Sensory sensitisation .

The sensory nervous system can become sensitised.

This means our senses, like hearing and seeing, become more intense. This can cause symptoms like tinnitus, light sensitivity or hypersensitive pain responses (allodynia).

This happens because our brain has learnt a particular sensation might be important and has strengthened the neural pathways that code this sensation.

Frustration with these especially annoying symptoms feeds into the process as a vicious cycle.

When we’re stressed or annoyed our brain makes worrying sensations feel even more intense and the learning processes embed more easily.

What to do about sensory sensitization

1. Don’t avoid things that trigger your sensitivity.

For example, if you’re sensitive to light, don’t stay in the dark all the time. This prevents the brain learning a different response.

2. Learn how to shift from the SNS to the PNS.

Entering physiological rest can help interrupt the cycle of stress and sensitisation.
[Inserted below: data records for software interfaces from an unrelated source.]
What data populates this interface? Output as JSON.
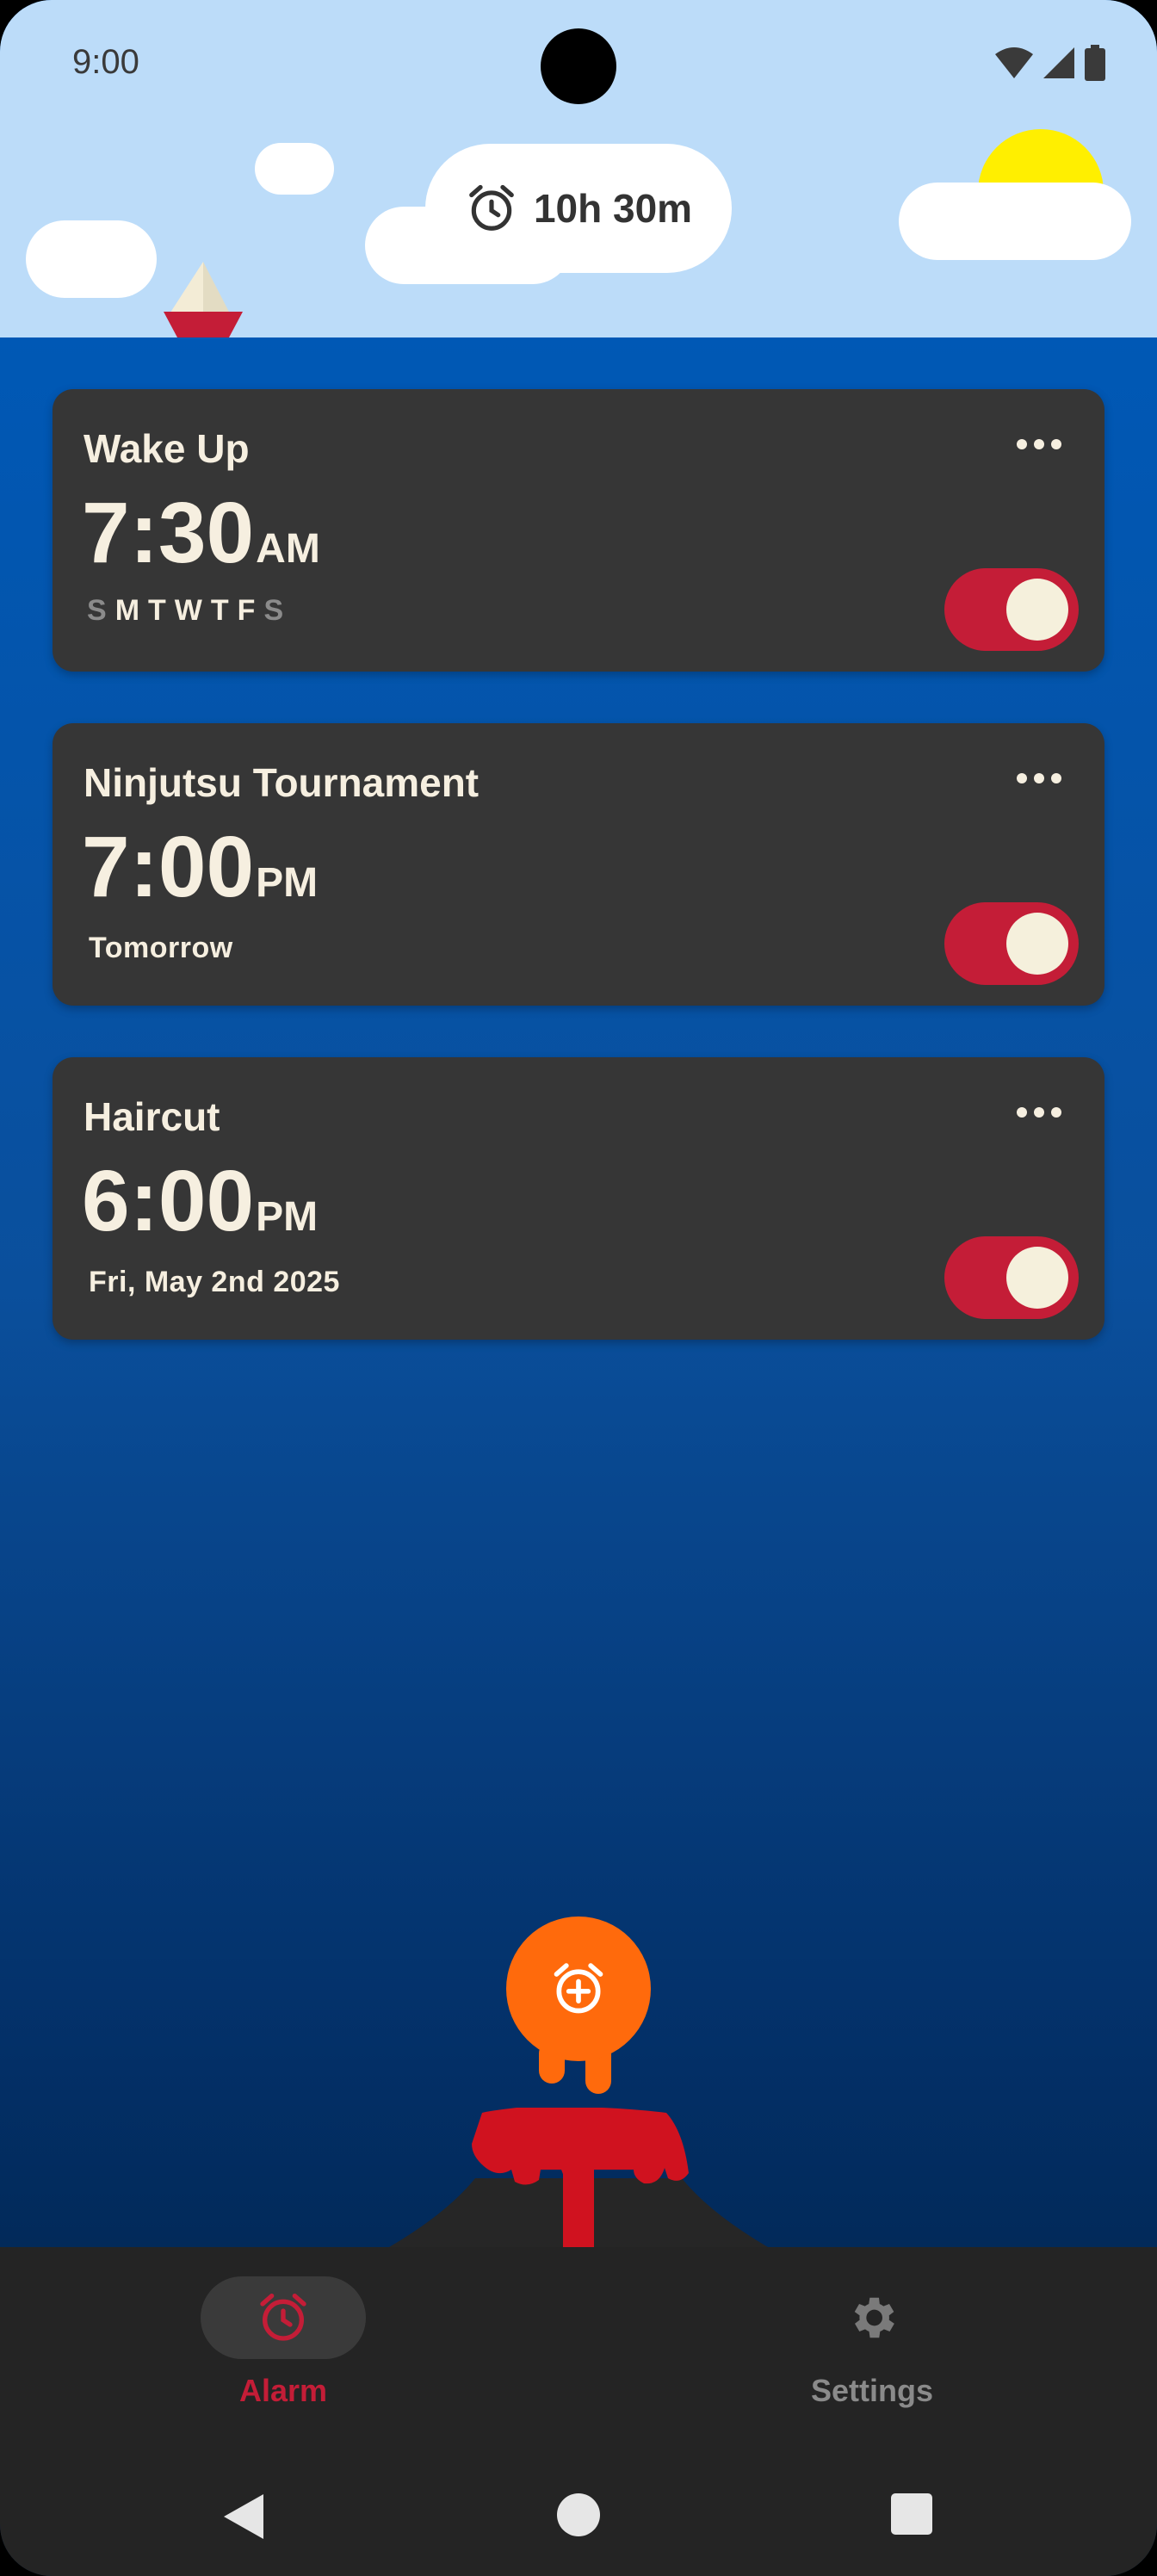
{
  "status_bar": {
    "time": "9:00"
  },
  "next_alarm": {
    "time_until": "10h 30m",
    "icon": "alarm-clock-icon"
  },
  "alarms": [
    {
      "label": "Wake Up",
      "time": "7:30",
      "period": "AM",
      "repeat_days": [
        "S",
        "M",
        "T",
        "W",
        "T",
        "F",
        "S"
      ],
      "active_days": [
        false,
        true,
        true,
        true,
        true,
        true,
        false
      ],
      "enabled": true
    },
    {
      "label": "Ninjutsu Tournament",
      "time": "7:00",
      "period": "PM",
      "schedule": "Tomorrow",
      "enabled": true
    },
    {
      "label": "Haircut",
      "time": "6:00",
      "period": "PM",
      "schedule": "Fri, May 2nd 2025",
      "enabled": true
    }
  ],
  "fab": {
    "icon": "add-alarm-icon"
  },
  "nav": {
    "alarm": {
      "label": "Alarm",
      "icon": "alarm-icon",
      "selected": true
    },
    "settings": {
      "label": "Settings",
      "icon": "gear-icon",
      "selected": false
    }
  },
  "colors": {
    "accent": "#c41d37",
    "lava": "#d0121f",
    "fab": "#ff6a0c",
    "sky": "#bcdcf9",
    "sea": "#0058b5",
    "card": "#363636",
    "cream": "#f6efe0"
  }
}
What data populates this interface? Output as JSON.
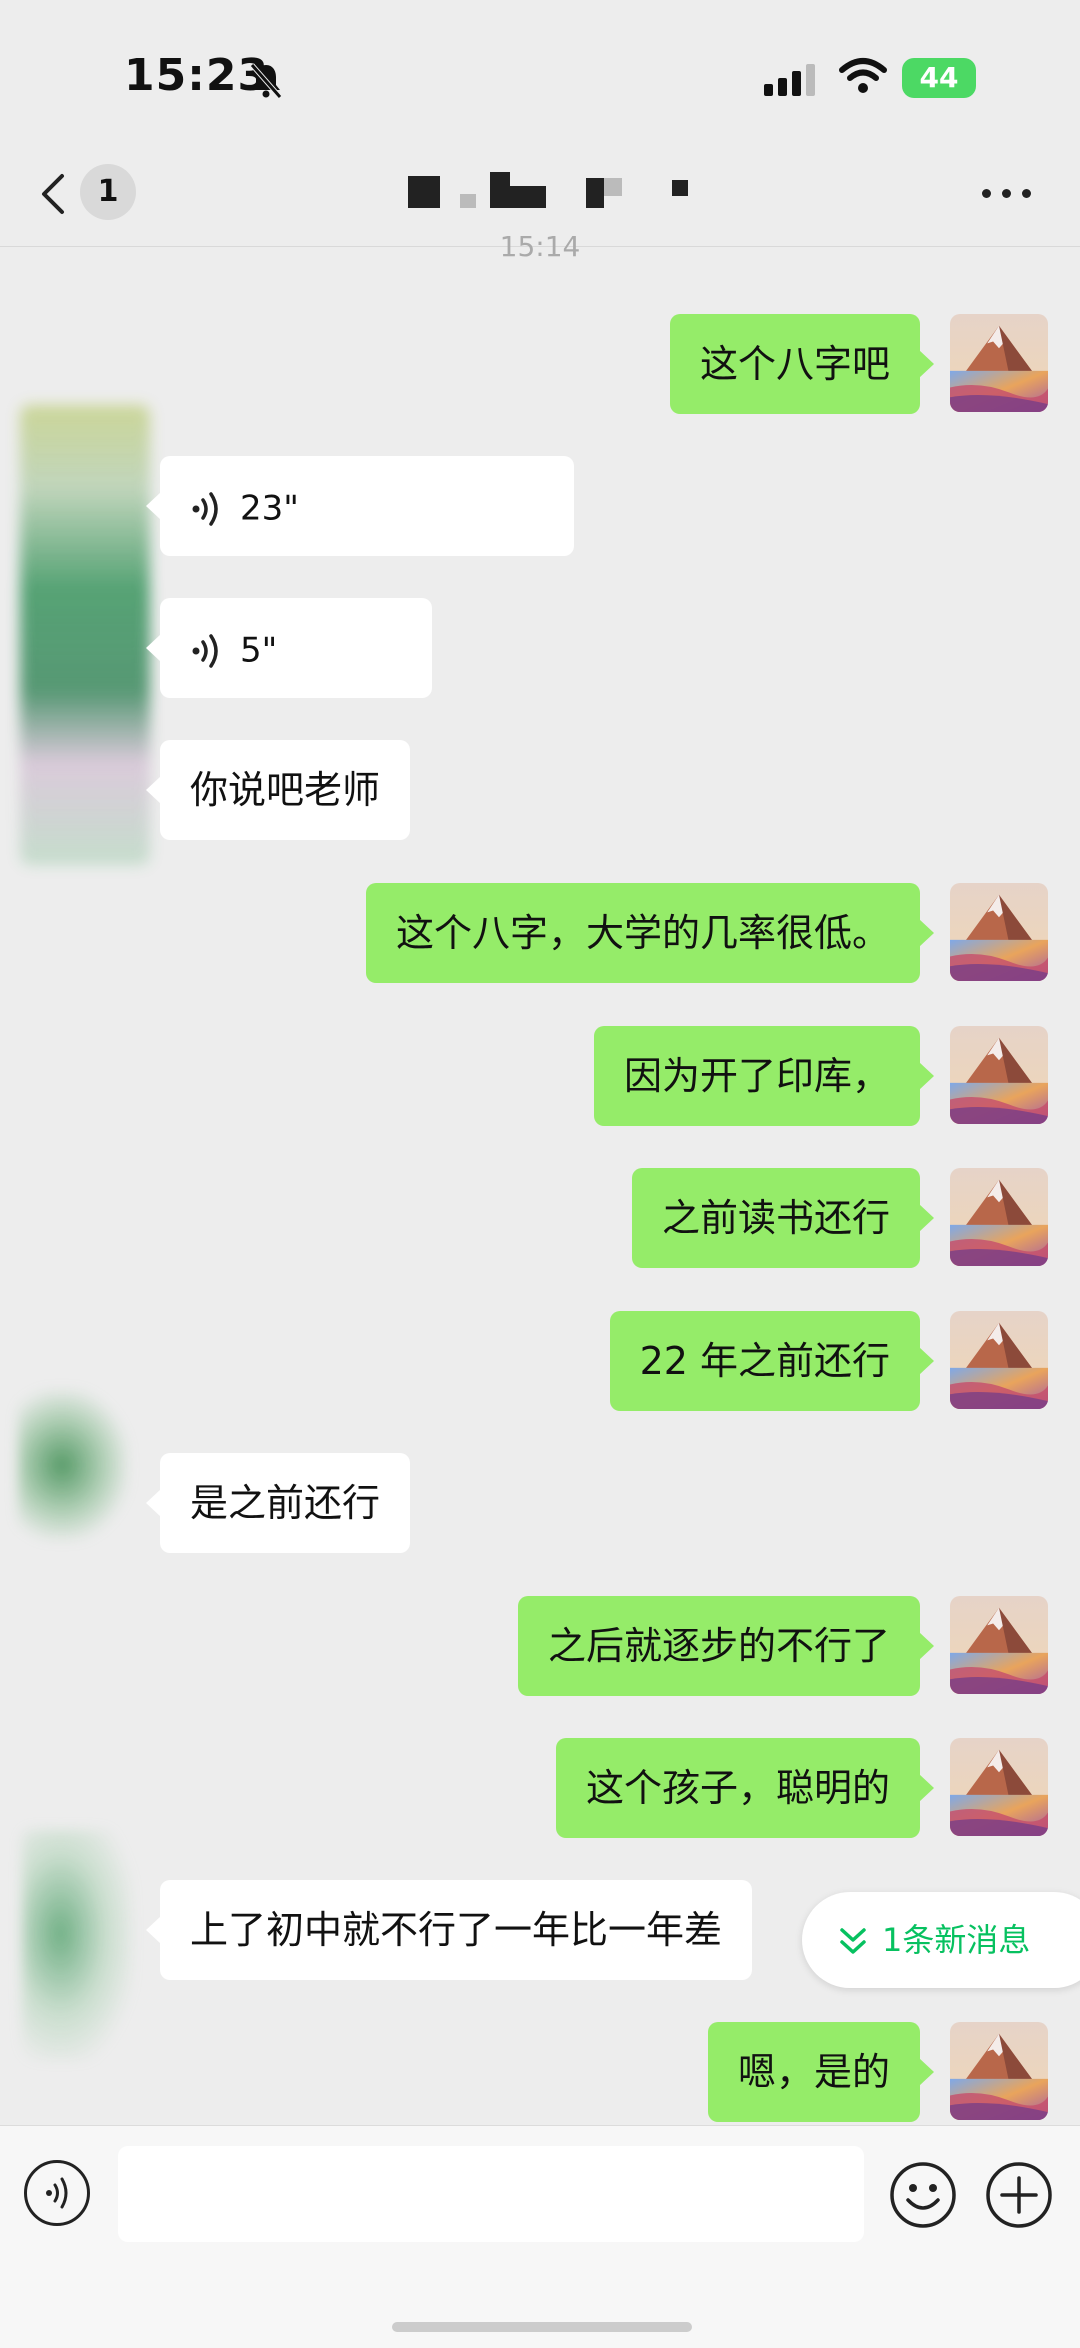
{
  "status_bar": {
    "time": "15:23",
    "battery": "44"
  },
  "header": {
    "unread_count": "1"
  },
  "timestamp": "15:14",
  "messages": [
    {
      "side": "sent",
      "text": "这个八字吧"
    },
    {
      "side": "received",
      "type": "voice",
      "duration": "23\""
    },
    {
      "side": "received",
      "type": "voice",
      "duration": "5\""
    },
    {
      "side": "received",
      "text": "你说吧老师"
    },
    {
      "side": "sent",
      "text": "这个八字，大学的几率很低。"
    },
    {
      "side": "sent",
      "text": "因为开了印库，"
    },
    {
      "side": "sent",
      "text": "之前读书还行"
    },
    {
      "side": "sent",
      "text": "22 年之前还行"
    },
    {
      "side": "received",
      "text": "是之前还行"
    },
    {
      "side": "sent",
      "text": "之后就逐步的不行了"
    },
    {
      "side": "sent",
      "text": "这个孩子，聪明的"
    },
    {
      "side": "received",
      "text": "上了初中就不行了一年比一年差"
    },
    {
      "side": "sent",
      "text": "嗯，是的"
    }
  ],
  "new_message_pill": "1条新消息",
  "input": {
    "value": "",
    "placeholder": ""
  },
  "colors": {
    "sent_bubble": "#95ec69",
    "received_bubble": "#ffffff",
    "background": "#ededed",
    "accent": "#07c160"
  }
}
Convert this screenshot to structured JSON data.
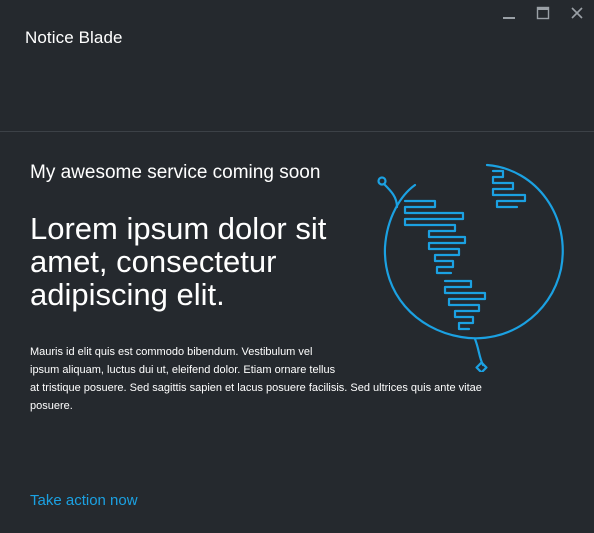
{
  "window": {
    "title": "Notice Blade",
    "controls": {
      "minimize_icon": "minimize-icon",
      "maximize_icon": "maximize-icon",
      "close_icon": "close-icon"
    }
  },
  "main": {
    "subtitle": "My awesome service coming soon",
    "headline": "Lorem ipsum dolor sit amet, consectetur adipiscing elit.",
    "body_lines": [
      "Mauris id elit quis est commodo bibendum. Vestibulum vel",
      "ipsum aliquam, luctus dui ut, eleifend dolor. Etiam ornare tellus",
      "at tristique posuere. Sed sagittis sapien et lacus posuere facilisis. Sed ultrices quis ante vitae",
      "posuere."
    ],
    "action_label": "Take action now",
    "illustration_icon": "globe-icon"
  },
  "colors": {
    "background": "#25292e",
    "accent": "#1ba1e2",
    "text": "#ffffff",
    "divider": "#3c4147"
  }
}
Accepting your symptoms can also reduce frustration.

3. Learn to shift your attention away from symptoms.

This is necessary to undo the learning process.

4. Gradually expose yourself to the trigger in a controlled way to build tolerance.

For example, if moving your head quickly gives you vertigo, start by moving it very slowly, while you keep the body relaxed through breathing evenly and calmly. Once you are confident, gradually build up the speed and range of movement, giving the body and brain time to adapt and learn the new response.

5. Find other ways to help your brain strengthen new pathways.

This is how sound therapy for tinnitus works.